◆ The problem
Set every entry down again exactly, excluding any pictures.

--- Exercise input Enclosed Below ---

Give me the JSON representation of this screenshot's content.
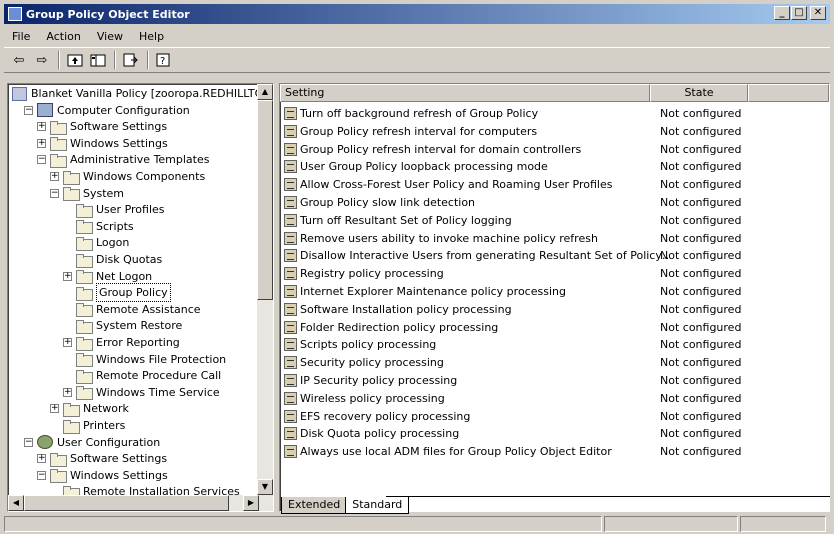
{
  "window": {
    "title": "Group Policy Object Editor",
    "controls": [
      "_",
      "□",
      "✕"
    ]
  },
  "menu": [
    "File",
    "Action",
    "View",
    "Help"
  ],
  "toolbar": [
    "back-icon",
    "forward-icon",
    "up-icon",
    "show-hide-tree-icon",
    "export-list-icon",
    "help-icon"
  ],
  "tree": [
    {
      "label": "Blanket Vanilla Policy [zooropa.REDHILLTOW",
      "level": 0,
      "icon": "policy-icon",
      "expander": ""
    },
    {
      "label": "Computer Configuration",
      "level": 1,
      "icon": "computer-icon",
      "expander": "−"
    },
    {
      "label": "Software Settings",
      "level": 2,
      "icon": "folder-icon",
      "expander": "+"
    },
    {
      "label": "Windows Settings",
      "level": 2,
      "icon": "folder-icon",
      "expander": "+"
    },
    {
      "label": "Administrative Templates",
      "level": 2,
      "icon": "folder-icon",
      "expander": "−"
    },
    {
      "label": "Windows Components",
      "level": 3,
      "icon": "folder-icon",
      "expander": "+"
    },
    {
      "label": "System",
      "level": 3,
      "icon": "folder-icon",
      "expander": "−"
    },
    {
      "label": "User Profiles",
      "level": 4,
      "icon": "folder-icon",
      "expander": ""
    },
    {
      "label": "Scripts",
      "level": 4,
      "icon": "folder-icon",
      "expander": ""
    },
    {
      "label": "Logon",
      "level": 4,
      "icon": "folder-icon",
      "expander": ""
    },
    {
      "label": "Disk Quotas",
      "level": 4,
      "icon": "folder-icon",
      "expander": ""
    },
    {
      "label": "Net Logon",
      "level": 4,
      "icon": "folder-icon",
      "expander": "+"
    },
    {
      "label": "Group Policy",
      "level": 4,
      "icon": "folder-open-icon",
      "expander": "",
      "selected": true
    },
    {
      "label": "Remote Assistance",
      "level": 4,
      "icon": "folder-icon",
      "expander": ""
    },
    {
      "label": "System Restore",
      "level": 4,
      "icon": "folder-icon",
      "expander": ""
    },
    {
      "label": "Error Reporting",
      "level": 4,
      "icon": "folder-icon",
      "expander": "+"
    },
    {
      "label": "Windows File Protection",
      "level": 4,
      "icon": "folder-icon",
      "expander": ""
    },
    {
      "label": "Remote Procedure Call",
      "level": 4,
      "icon": "folder-icon",
      "expander": ""
    },
    {
      "label": "Windows Time Service",
      "level": 4,
      "icon": "folder-icon",
      "expander": "+"
    },
    {
      "label": "Network",
      "level": 3,
      "icon": "folder-icon",
      "expander": "+"
    },
    {
      "label": "Printers",
      "level": 3,
      "icon": "folder-icon",
      "expander": ""
    },
    {
      "label": "User Configuration",
      "level": 1,
      "icon": "user-icon",
      "expander": "−"
    },
    {
      "label": "Software Settings",
      "level": 2,
      "icon": "folder-icon",
      "expander": "+"
    },
    {
      "label": "Windows Settings",
      "level": 2,
      "icon": "folder-icon",
      "expander": "−"
    },
    {
      "label": "Remote Installation Services",
      "level": 3,
      "icon": "ris-icon",
      "expander": ""
    }
  ],
  "list": {
    "columns": [
      "Setting",
      "State"
    ],
    "rows": [
      {
        "setting": "Turn off background refresh of Group Policy",
        "state": "Not configured"
      },
      {
        "setting": "Group Policy refresh interval for computers",
        "state": "Not configured"
      },
      {
        "setting": "Group Policy refresh interval for domain controllers",
        "state": "Not configured"
      },
      {
        "setting": "User Group Policy loopback processing mode",
        "state": "Not configured"
      },
      {
        "setting": "Allow Cross-Forest User Policy and Roaming User Profiles",
        "state": "Not configured"
      },
      {
        "setting": "Group Policy slow link detection",
        "state": "Not configured"
      },
      {
        "setting": "Turn off Resultant Set of Policy logging",
        "state": "Not configured"
      },
      {
        "setting": "Remove users ability to invoke machine policy refresh",
        "state": "Not configured"
      },
      {
        "setting": "Disallow Interactive Users from generating Resultant Set of Policy…",
        "state": "Not configured"
      },
      {
        "setting": "Registry policy processing",
        "state": "Not configured"
      },
      {
        "setting": "Internet Explorer Maintenance policy processing",
        "state": "Not configured"
      },
      {
        "setting": "Software Installation policy processing",
        "state": "Not configured"
      },
      {
        "setting": "Folder Redirection policy processing",
        "state": "Not configured"
      },
      {
        "setting": "Scripts policy processing",
        "state": "Not configured"
      },
      {
        "setting": "Security policy processing",
        "state": "Not configured"
      },
      {
        "setting": "IP Security policy processing",
        "state": "Not configured"
      },
      {
        "setting": "Wireless policy processing",
        "state": "Not configured"
      },
      {
        "setting": "EFS recovery policy processing",
        "state": "Not configured"
      },
      {
        "setting": "Disk Quota policy processing",
        "state": "Not configured"
      },
      {
        "setting": "Always use local ADM files for Group Policy Object Editor",
        "state": "Not configured"
      }
    ]
  },
  "tabs": [
    {
      "label": "Extended",
      "active": false
    },
    {
      "label": "Standard",
      "active": true
    }
  ]
}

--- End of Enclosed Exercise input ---

◆ Answer for the task
Give me the JSON representation of this screenshot's content.
{
  "window": {
    "title": "Group Policy Object Editor",
    "controls": [
      "_",
      "□",
      "✕"
    ]
  },
  "menu": [
    "File",
    "Action",
    "View",
    "Help"
  ],
  "toolbar": [
    "back-icon",
    "forward-icon",
    "up-icon",
    "show-hide-tree-icon",
    "export-list-icon",
    "help-icon"
  ],
  "tree": [
    {
      "label": "Blanket Vanilla Policy [zooropa.REDHILLTOW",
      "level": 0,
      "icon": "policy-icon",
      "expander": ""
    },
    {
      "label": "Computer Configuration",
      "level": 1,
      "icon": "computer-icon",
      "expander": "−"
    },
    {
      "label": "Software Settings",
      "level": 2,
      "icon": "folder-icon",
      "expander": "+"
    },
    {
      "label": "Windows Settings",
      "level": 2,
      "icon": "folder-icon",
      "expander": "+"
    },
    {
      "label": "Administrative Templates",
      "level": 2,
      "icon": "folder-icon",
      "expander": "−"
    },
    {
      "label": "Windows Components",
      "level": 3,
      "icon": "folder-icon",
      "expander": "+"
    },
    {
      "label": "System",
      "level": 3,
      "icon": "folder-icon",
      "expander": "−"
    },
    {
      "label": "User Profiles",
      "level": 4,
      "icon": "folder-icon",
      "expander": ""
    },
    {
      "label": "Scripts",
      "level": 4,
      "icon": "folder-icon",
      "expander": ""
    },
    {
      "label": "Logon",
      "level": 4,
      "icon": "folder-icon",
      "expander": ""
    },
    {
      "label": "Disk Quotas",
      "level": 4,
      "icon": "folder-icon",
      "expander": ""
    },
    {
      "label": "Net Logon",
      "level": 4,
      "icon": "folder-icon",
      "expander": "+"
    },
    {
      "label": "Group Policy",
      "level": 4,
      "icon": "folder-open-icon",
      "expander": "",
      "selected": true
    },
    {
      "label": "Remote Assistance",
      "level": 4,
      "icon": "folder-icon",
      "expander": ""
    },
    {
      "label": "System Restore",
      "level": 4,
      "icon": "folder-icon",
      "expander": ""
    },
    {
      "label": "Error Reporting",
      "level": 4,
      "icon": "folder-icon",
      "expander": "+"
    },
    {
      "label": "Windows File Protection",
      "level": 4,
      "icon": "folder-icon",
      "expander": ""
    },
    {
      "label": "Remote Procedure Call",
      "level": 4,
      "icon": "folder-icon",
      "expander": ""
    },
    {
      "label": "Windows Time Service",
      "level": 4,
      "icon": "folder-icon",
      "expander": "+"
    },
    {
      "label": "Network",
      "level": 3,
      "icon": "folder-icon",
      "expander": "+"
    },
    {
      "label": "Printers",
      "level": 3,
      "icon": "folder-icon",
      "expander": ""
    },
    {
      "label": "User Configuration",
      "level": 1,
      "icon": "user-icon",
      "expander": "−"
    },
    {
      "label": "Software Settings",
      "level": 2,
      "icon": "folder-icon",
      "expander": "+"
    },
    {
      "label": "Windows Settings",
      "level": 2,
      "icon": "folder-icon",
      "expander": "−"
    },
    {
      "label": "Remote Installation Services",
      "level": 3,
      "icon": "ris-icon",
      "expander": ""
    }
  ],
  "list": {
    "columns": [
      "Setting",
      "State"
    ],
    "rows": [
      {
        "setting": "Turn off background refresh of Group Policy",
        "state": "Not configured"
      },
      {
        "setting": "Group Policy refresh interval for computers",
        "state": "Not configured"
      },
      {
        "setting": "Group Policy refresh interval for domain controllers",
        "state": "Not configured"
      },
      {
        "setting": "User Group Policy loopback processing mode",
        "state": "Not configured"
      },
      {
        "setting": "Allow Cross-Forest User Policy and Roaming User Profiles",
        "state": "Not configured"
      },
      {
        "setting": "Group Policy slow link detection",
        "state": "Not configured"
      },
      {
        "setting": "Turn off Resultant Set of Policy logging",
        "state": "Not configured"
      },
      {
        "setting": "Remove users ability to invoke machine policy refresh",
        "state": "Not configured"
      },
      {
        "setting": "Disallow Interactive Users from generating Resultant Set of Policy…",
        "state": "Not configured"
      },
      {
        "setting": "Registry policy processing",
        "state": "Not configured"
      },
      {
        "setting": "Internet Explorer Maintenance policy processing",
        "state": "Not configured"
      },
      {
        "setting": "Software Installation policy processing",
        "state": "Not configured"
      },
      {
        "setting": "Folder Redirection policy processing",
        "state": "Not configured"
      },
      {
        "setting": "Scripts policy processing",
        "state": "Not configured"
      },
      {
        "setting": "Security policy processing",
        "state": "Not configured"
      },
      {
        "setting": "IP Security policy processing",
        "state": "Not configured"
      },
      {
        "setting": "Wireless policy processing",
        "state": "Not configured"
      },
      {
        "setting": "EFS recovery policy processing",
        "state": "Not configured"
      },
      {
        "setting": "Disk Quota policy processing",
        "state": "Not configured"
      },
      {
        "setting": "Always use local ADM files for Group Policy Object Editor",
        "state": "Not configured"
      }
    ]
  },
  "tabs": [
    {
      "label": "Extended",
      "active": false
    },
    {
      "label": "Standard",
      "active": true
    }
  ]
}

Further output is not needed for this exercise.